Iran Leader Claims Win in Nuke Faceoff
Thursday, December 6, 2007; 2:33 AM
TEHRAN, Iran -- President Mahmoud Ahmadinejad on Wednesday called the dramatic U.S. turnaround in a new intelligence review a victory for Iran's nuclear program, suggesting it shows the success of his hard-line stance rejecting compromise.
But his more moderate opponents at home are hoping the assessment's conclusion that Tehran shelved its effort to develop atomic weapons will boost a diplomatic resolution of the nuclear stand-off with the West.
The political rivalry in Tehran could have important implications for what happens next in the dispute over Iran's nuclear program, now that the report has likely weakened two of the threats Washington held over Iran _ more U.N. sanctions and the possibility of military action.
In past months, Ahmadinejad has faced a rising challenge from a more moderate camp centered around his top rival, former president Hashemi Rafsanjani. Rafsanjani's allies have increasingly criticized Ahmadinejad for his hard-line positions, saying they are creating enemies for Iran in the West. Ahmadinejad has lashed backed, branding his critics "traitors."
The head of the U.N. atomic watchdog agency said Wednesday that Iran had been "somewhat vindicated" by the U.S. review, and expressed hopes it would give a push to negotiations.
"I see this report as a window of opportunity," Mohamed ElBaradei of the International Atomic Energy Agency said. "It's a window of opportunity because it gives diplomacy a new chance."
Ahmadinejad touted the assessment as a vindication for his refusal to cave in to the West's demands that Iran suspend uranium enrichment and allow a monitoring program to ensure its nuclear facilities aren't used to produce atomic weapons.
He told a crowd of thousands in the western province of Ilam that the U.S. report was a "declaration of victory for the Iranian nation against the world powers over the nuclear issue."
"Thanks to your resistance, a fatal shot was fired at the dreams of ill-wishers, and the truthfulness of the Iranian nation was once again proved by the ill-wishers themselves," Ahmadinejad said, drawing celebratory whistles from the crowd.
The report concluded Iran halted a nuclear weapons design program in late 2003 and said there was no evidence it had resumed. That was a dramatic change from a 2005 assessment saying Iran was actively trying to build a nuclear bomb.
Iran denies ever having a weapons program, saying its nuclear work is aimed at using nuclear reactors to generate electricity.

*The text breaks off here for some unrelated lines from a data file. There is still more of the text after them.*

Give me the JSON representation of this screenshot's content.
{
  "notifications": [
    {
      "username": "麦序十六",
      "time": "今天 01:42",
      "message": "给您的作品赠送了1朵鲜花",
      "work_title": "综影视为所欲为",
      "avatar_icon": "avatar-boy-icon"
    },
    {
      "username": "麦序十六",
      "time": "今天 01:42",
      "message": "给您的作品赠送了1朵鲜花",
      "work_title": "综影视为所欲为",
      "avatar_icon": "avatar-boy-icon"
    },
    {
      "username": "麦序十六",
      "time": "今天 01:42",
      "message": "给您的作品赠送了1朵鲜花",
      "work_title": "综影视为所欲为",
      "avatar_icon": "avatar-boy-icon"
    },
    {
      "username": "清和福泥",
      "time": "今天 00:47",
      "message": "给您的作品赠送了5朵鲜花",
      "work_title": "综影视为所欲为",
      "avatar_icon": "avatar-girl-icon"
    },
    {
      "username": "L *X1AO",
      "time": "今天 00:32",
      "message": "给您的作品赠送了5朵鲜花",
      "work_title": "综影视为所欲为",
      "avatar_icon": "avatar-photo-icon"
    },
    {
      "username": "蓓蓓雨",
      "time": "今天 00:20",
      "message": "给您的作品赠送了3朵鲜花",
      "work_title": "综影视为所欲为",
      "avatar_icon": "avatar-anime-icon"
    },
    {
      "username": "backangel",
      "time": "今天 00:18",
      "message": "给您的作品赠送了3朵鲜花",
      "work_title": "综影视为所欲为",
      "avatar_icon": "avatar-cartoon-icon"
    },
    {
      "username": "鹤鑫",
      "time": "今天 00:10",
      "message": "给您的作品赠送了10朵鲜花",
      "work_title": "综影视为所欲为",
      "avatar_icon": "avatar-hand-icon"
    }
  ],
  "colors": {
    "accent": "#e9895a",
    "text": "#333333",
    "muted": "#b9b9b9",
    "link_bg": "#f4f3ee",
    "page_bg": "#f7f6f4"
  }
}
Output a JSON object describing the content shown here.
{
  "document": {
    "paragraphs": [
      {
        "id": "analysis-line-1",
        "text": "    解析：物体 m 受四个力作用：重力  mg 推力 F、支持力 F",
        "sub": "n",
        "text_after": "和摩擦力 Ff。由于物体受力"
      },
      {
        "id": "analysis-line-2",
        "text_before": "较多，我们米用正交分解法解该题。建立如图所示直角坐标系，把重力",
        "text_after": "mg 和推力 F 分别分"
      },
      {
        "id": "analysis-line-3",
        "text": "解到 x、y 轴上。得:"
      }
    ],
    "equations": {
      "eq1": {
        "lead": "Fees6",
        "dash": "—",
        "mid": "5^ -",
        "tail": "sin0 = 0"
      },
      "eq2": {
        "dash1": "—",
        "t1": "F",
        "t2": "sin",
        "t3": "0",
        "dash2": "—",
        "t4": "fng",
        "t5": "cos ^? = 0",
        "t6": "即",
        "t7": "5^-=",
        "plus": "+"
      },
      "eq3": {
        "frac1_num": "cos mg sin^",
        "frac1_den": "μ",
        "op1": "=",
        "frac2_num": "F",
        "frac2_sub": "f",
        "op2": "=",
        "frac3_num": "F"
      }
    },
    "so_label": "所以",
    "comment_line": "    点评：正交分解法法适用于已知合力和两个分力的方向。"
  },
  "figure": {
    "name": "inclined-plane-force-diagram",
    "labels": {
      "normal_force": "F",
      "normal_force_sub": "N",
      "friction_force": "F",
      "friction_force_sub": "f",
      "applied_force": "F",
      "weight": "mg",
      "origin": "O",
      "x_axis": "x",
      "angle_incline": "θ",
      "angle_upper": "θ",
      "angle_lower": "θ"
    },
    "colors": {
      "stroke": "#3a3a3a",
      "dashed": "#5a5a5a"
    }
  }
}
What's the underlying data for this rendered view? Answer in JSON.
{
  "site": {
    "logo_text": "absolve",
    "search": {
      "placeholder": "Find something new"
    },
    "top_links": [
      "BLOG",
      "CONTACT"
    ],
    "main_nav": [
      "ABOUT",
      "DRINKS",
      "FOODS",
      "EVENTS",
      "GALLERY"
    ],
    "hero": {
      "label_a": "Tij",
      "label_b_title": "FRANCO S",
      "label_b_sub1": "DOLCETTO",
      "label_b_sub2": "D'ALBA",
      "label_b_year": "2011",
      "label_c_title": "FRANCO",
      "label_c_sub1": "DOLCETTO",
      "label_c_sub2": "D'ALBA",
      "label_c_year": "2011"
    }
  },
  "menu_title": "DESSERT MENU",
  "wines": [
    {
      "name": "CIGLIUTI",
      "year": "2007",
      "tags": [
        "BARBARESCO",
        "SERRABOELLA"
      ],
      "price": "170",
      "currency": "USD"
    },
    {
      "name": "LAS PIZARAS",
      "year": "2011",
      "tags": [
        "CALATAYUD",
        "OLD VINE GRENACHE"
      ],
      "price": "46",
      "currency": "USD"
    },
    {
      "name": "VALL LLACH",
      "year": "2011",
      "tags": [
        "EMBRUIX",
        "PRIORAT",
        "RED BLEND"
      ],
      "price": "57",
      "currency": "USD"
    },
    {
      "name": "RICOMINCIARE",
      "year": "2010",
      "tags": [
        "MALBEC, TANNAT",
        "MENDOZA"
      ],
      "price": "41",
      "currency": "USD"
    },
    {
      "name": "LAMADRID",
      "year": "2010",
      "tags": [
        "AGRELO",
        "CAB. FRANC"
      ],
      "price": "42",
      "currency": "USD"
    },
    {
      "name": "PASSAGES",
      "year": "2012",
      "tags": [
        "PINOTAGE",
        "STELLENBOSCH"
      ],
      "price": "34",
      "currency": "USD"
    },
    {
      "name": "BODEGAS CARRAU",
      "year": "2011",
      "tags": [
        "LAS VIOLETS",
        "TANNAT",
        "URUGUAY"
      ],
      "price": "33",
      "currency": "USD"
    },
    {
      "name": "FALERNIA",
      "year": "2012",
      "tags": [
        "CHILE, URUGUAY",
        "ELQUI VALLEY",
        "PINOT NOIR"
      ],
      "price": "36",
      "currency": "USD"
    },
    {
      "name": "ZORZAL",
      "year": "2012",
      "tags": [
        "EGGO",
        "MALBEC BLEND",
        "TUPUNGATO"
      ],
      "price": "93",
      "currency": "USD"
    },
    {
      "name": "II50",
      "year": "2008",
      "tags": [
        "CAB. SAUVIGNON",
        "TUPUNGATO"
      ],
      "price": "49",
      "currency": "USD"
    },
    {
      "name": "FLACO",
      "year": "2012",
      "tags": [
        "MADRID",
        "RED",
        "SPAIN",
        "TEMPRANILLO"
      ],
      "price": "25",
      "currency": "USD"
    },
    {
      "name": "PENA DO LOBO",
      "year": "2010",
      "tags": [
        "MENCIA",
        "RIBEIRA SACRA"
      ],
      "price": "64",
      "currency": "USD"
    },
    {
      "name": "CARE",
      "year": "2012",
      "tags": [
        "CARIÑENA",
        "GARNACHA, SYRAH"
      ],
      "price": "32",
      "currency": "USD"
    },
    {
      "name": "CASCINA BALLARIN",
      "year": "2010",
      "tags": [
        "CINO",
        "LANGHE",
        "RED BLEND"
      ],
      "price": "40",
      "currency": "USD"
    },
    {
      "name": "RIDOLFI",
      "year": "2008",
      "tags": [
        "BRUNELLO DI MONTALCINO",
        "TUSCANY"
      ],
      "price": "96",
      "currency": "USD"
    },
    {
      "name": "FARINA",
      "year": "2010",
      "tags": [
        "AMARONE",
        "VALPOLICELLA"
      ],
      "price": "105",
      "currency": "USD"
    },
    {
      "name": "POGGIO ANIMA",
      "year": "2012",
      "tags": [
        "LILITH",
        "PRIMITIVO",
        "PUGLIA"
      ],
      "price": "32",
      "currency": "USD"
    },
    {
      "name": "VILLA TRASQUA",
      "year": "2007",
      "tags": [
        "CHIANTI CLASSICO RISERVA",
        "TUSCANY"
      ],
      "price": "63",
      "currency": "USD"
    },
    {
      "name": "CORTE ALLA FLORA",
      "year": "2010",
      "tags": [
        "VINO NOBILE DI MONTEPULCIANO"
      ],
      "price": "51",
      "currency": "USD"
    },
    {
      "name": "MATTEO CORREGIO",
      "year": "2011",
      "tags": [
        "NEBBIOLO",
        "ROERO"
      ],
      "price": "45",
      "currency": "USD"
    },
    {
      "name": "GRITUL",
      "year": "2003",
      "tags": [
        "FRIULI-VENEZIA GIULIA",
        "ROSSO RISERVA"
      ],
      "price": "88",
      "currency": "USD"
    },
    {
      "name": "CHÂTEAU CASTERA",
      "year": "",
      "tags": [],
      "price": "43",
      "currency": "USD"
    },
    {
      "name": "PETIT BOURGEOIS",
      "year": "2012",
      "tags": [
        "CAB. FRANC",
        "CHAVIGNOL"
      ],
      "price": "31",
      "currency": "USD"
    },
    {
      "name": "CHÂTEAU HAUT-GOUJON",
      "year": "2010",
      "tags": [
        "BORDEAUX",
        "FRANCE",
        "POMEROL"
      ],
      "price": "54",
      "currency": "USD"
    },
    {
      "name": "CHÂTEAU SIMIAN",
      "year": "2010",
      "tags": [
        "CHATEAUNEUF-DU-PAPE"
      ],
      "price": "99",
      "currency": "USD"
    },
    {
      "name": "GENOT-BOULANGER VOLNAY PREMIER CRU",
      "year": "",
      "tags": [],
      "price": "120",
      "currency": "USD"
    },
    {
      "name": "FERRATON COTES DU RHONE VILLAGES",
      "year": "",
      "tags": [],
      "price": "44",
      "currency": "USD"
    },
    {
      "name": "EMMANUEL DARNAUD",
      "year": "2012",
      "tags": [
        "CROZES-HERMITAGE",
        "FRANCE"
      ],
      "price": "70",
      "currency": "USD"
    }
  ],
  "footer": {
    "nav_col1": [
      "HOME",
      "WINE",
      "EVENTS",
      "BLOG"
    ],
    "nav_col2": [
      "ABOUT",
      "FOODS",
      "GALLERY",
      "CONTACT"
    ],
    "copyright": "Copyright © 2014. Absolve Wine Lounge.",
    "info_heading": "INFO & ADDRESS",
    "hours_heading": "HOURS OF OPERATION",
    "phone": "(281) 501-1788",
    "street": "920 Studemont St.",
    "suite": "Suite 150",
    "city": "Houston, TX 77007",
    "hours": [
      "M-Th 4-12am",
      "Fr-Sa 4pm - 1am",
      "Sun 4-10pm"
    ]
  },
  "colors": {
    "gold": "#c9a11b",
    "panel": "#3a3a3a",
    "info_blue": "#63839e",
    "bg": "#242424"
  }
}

Tehran has pushed ahead with uranium enrichment despite U.N. Security Council demands it suspend the process, which can be used to produce fuel for nuclear reactors but also material for nuclear warheads.